◆ **EXERCISE**: In the data below, find every line with the word "expand" and copy it.

◆ **AVAILABLE DATA**:

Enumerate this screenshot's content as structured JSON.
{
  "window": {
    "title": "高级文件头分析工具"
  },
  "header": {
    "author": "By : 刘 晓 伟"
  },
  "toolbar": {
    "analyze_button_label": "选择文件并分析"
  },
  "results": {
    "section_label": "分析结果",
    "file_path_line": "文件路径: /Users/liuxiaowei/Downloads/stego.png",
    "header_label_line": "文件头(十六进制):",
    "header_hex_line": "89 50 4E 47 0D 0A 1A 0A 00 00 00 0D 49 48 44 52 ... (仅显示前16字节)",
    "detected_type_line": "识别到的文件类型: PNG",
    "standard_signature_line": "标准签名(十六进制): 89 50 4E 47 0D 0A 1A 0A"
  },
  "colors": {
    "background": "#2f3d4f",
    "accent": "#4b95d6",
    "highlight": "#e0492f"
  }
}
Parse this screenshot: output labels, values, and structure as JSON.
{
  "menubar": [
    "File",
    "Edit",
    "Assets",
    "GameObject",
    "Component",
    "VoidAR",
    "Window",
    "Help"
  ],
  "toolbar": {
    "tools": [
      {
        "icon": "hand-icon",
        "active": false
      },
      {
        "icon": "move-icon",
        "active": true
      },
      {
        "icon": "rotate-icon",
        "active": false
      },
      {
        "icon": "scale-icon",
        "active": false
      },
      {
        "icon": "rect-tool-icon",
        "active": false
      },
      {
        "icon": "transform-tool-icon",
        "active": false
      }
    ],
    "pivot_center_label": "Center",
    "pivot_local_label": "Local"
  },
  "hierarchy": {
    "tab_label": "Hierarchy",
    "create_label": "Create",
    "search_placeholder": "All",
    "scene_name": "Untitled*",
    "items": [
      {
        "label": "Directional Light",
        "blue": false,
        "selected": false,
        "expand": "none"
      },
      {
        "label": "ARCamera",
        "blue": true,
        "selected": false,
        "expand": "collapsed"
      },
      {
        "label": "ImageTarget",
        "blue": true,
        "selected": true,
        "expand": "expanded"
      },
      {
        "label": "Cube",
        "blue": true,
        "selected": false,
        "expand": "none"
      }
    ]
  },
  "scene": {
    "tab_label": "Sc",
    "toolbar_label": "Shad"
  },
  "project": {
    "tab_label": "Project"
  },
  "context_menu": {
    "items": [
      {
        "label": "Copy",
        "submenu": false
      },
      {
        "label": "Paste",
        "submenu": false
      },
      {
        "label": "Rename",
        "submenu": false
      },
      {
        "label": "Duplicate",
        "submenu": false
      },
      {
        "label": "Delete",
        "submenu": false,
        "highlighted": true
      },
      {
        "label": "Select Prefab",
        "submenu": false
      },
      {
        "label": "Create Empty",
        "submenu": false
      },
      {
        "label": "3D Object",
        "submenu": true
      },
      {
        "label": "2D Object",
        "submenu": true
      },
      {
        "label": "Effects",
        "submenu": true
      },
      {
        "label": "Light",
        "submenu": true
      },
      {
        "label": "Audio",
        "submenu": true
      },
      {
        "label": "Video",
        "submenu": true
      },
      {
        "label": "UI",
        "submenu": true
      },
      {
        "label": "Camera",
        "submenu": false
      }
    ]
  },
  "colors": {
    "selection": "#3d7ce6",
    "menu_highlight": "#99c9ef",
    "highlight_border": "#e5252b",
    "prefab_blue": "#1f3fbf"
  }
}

◆ **EXPECTED ANSWER**:
        "expand": "none"
        "expand": "collapsed"
        "expand": "expanded"
        "expand": "none"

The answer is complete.